▸ Your assignment: If an entry includes an image, drop the image and copy the rest verbatim.

-- Opening Marker --

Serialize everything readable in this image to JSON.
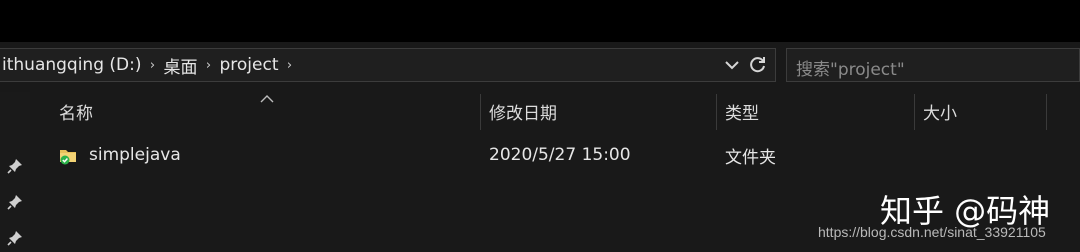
{
  "address": {
    "crumbs": [
      "ithuangqing (D:)",
      "桌面",
      "project"
    ]
  },
  "search": {
    "placeholder": "搜索\"project\""
  },
  "columns": {
    "name": "名称",
    "modified": "修改日期",
    "type": "类型",
    "size": "大小"
  },
  "files": [
    {
      "name": "simplejava",
      "modified": "2020/5/27 15:00",
      "type": "文件夹",
      "size": ""
    }
  ],
  "watermark": {
    "text": "知乎 @码神",
    "url": "https://blog.csdn.net/sinat_33921105"
  },
  "icons": {
    "sep": "chevron-right-icon",
    "dropdown": "chevron-down-icon",
    "refresh": "refresh-icon",
    "pin": "pin-icon",
    "folder": "shared-folder-icon"
  },
  "colors": {
    "background": "#191919",
    "accent_check": "#2db24a",
    "folder": "#e8c15a"
  }
}
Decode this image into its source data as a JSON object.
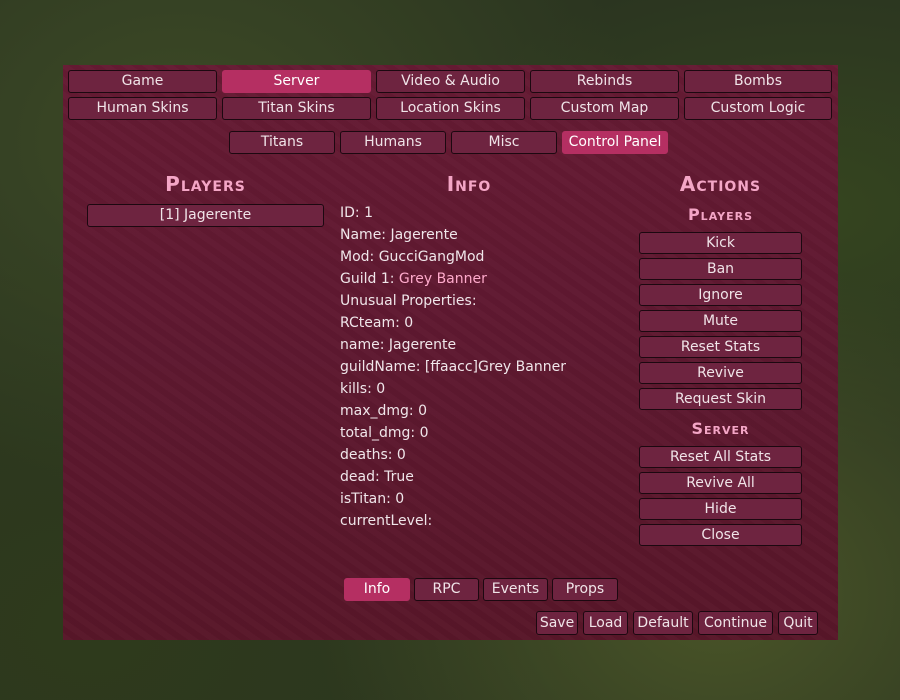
{
  "top_tabs_row1": [
    {
      "label": "Game",
      "active": false
    },
    {
      "label": "Server",
      "active": true
    },
    {
      "label": "Video & Audio",
      "active": false
    },
    {
      "label": "Rebinds",
      "active": false
    },
    {
      "label": "Bombs",
      "active": false
    }
  ],
  "top_tabs_row2": [
    {
      "label": "Human Skins",
      "active": false
    },
    {
      "label": "Titan Skins",
      "active": false
    },
    {
      "label": "Location Skins",
      "active": false
    },
    {
      "label": "Custom Map",
      "active": false
    },
    {
      "label": "Custom Logic",
      "active": false
    }
  ],
  "sub_tabs": [
    {
      "label": "Titans",
      "active": false
    },
    {
      "label": "Humans",
      "active": false
    },
    {
      "label": "Misc",
      "active": false
    },
    {
      "label": "Control Panel",
      "active": true
    }
  ],
  "players": {
    "title": "Players",
    "items": [
      "[1] Jagerente"
    ]
  },
  "info": {
    "title": "Info",
    "lines": {
      "id": "ID: 1",
      "name": "Name: Jagerente",
      "mod": "Mod: GucciGangMod",
      "guild_label": "Guild 1: ",
      "guild_value": "Grey Banner",
      "unusual": "Unusual Properties:",
      "rcteam": "RCteam: 0",
      "name_prop": "name: Jagerente",
      "guildname": "guildName: [ffaacc]Grey Banner",
      "kills": "kills: 0",
      "max_dmg": "max_dmg: 0",
      "total_dmg": "total_dmg: 0",
      "deaths": "deaths: 0",
      "dead": "dead: True",
      "istitan": "isTitan: 0",
      "currentlevel": "currentLevel:"
    }
  },
  "actions": {
    "title": "Actions",
    "players_title": "Players",
    "player_buttons": [
      "Kick",
      "Ban",
      "Ignore",
      "Mute",
      "Reset Stats",
      "Revive",
      "Request Skin"
    ],
    "server_title": "Server",
    "server_buttons": [
      "Reset All Stats",
      "Revive All",
      "Hide",
      "Close"
    ]
  },
  "bottom_tabs": [
    {
      "label": "Info",
      "active": true
    },
    {
      "label": "RPC",
      "active": false
    },
    {
      "label": "Events",
      "active": false
    },
    {
      "label": "Props",
      "active": false
    }
  ],
  "footer_buttons": {
    "save": "Save",
    "load": "Load",
    "default": "Default",
    "continue": "Continue",
    "quit": "Quit"
  },
  "colors": {
    "accent": "#b52f62",
    "heading": "#f4a6c6",
    "guild": "#ffaacc"
  }
}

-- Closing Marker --

▸ Response to this task:
Serialize everything readable in this image to JSON.
{
  "address": {
    "crumbs": [
      "ithuangqing (D:)",
      "桌面",
      "project"
    ]
  },
  "search": {
    "placeholder": "搜索\"project\""
  },
  "columns": {
    "name": "名称",
    "modified": "修改日期",
    "type": "类型",
    "size": "大小"
  },
  "files": [
    {
      "name": "simplejava",
      "modified": "2020/5/27 15:00",
      "type": "文件夹",
      "size": ""
    }
  ],
  "watermark": {
    "text": "知乎 @码神",
    "url": "https://blog.csdn.net/sinat_33921105"
  },
  "icons": {
    "sep": "chevron-right-icon",
    "dropdown": "chevron-down-icon",
    "refresh": "refresh-icon",
    "pin": "pin-icon",
    "folder": "shared-folder-icon"
  },
  "colors": {
    "background": "#191919",
    "accent_check": "#2db24a",
    "folder": "#e8c15a"
  }
}
Decode this image into its source data as a JSON object.
{
  "top_tabs_row1": [
    {
      "label": "Game",
      "active": false
    },
    {
      "label": "Server",
      "active": true
    },
    {
      "label": "Video & Audio",
      "active": false
    },
    {
      "label": "Rebinds",
      "active": false
    },
    {
      "label": "Bombs",
      "active": false
    }
  ],
  "top_tabs_row2": [
    {
      "label": "Human Skins",
      "active": false
    },
    {
      "label": "Titan Skins",
      "active": false
    },
    {
      "label": "Location Skins",
      "active": false
    },
    {
      "label": "Custom Map",
      "active": false
    },
    {
      "label": "Custom Logic",
      "active": false
    }
  ],
  "sub_tabs": [
    {
      "label": "Titans",
      "active": false
    },
    {
      "label": "Humans",
      "active": false
    },
    {
      "label": "Misc",
      "active": false
    },
    {
      "label": "Control Panel",
      "active": true
    }
  ],
  "players": {
    "title": "Players",
    "items": [
      "[1] Jagerente"
    ]
  },
  "info": {
    "title": "Info",
    "lines": {
      "id": "ID: 1",
      "name": "Name: Jagerente",
      "mod": "Mod: GucciGangMod",
      "guild_label": "Guild 1: ",
      "guild_value": "Grey Banner",
      "unusual": "Unusual Properties:",
      "rcteam": "RCteam: 0",
      "name_prop": "name: Jagerente",
      "guildname": "guildName: [ffaacc]Grey Banner",
      "kills": "kills: 0",
      "max_dmg": "max_dmg: 0",
      "total_dmg": "total_dmg: 0",
      "deaths": "deaths: 0",
      "dead": "dead: True",
      "istitan": "isTitan: 0",
      "currentlevel": "currentLevel:"
    }
  },
  "actions": {
    "title": "Actions",
    "players_title": "Players",
    "player_buttons": [
      "Kick",
      "Ban",
      "Ignore",
      "Mute",
      "Reset Stats",
      "Revive",
      "Request Skin"
    ],
    "server_title": "Server",
    "server_buttons": [
      "Reset All Stats",
      "Revive All",
      "Hide",
      "Close"
    ]
  },
  "bottom_tabs": [
    {
      "label": "Info",
      "active": true
    },
    {
      "label": "RPC",
      "active": false
    },
    {
      "label": "Events",
      "active": false
    },
    {
      "label": "Props",
      "active": false
    }
  ],
  "footer_buttons": {
    "save": "Save",
    "load": "Load",
    "default": "Default",
    "continue": "Continue",
    "quit": "Quit"
  },
  "colors": {
    "accent": "#b52f62",
    "heading": "#f4a6c6",
    "guild": "#ffaacc"
  }
}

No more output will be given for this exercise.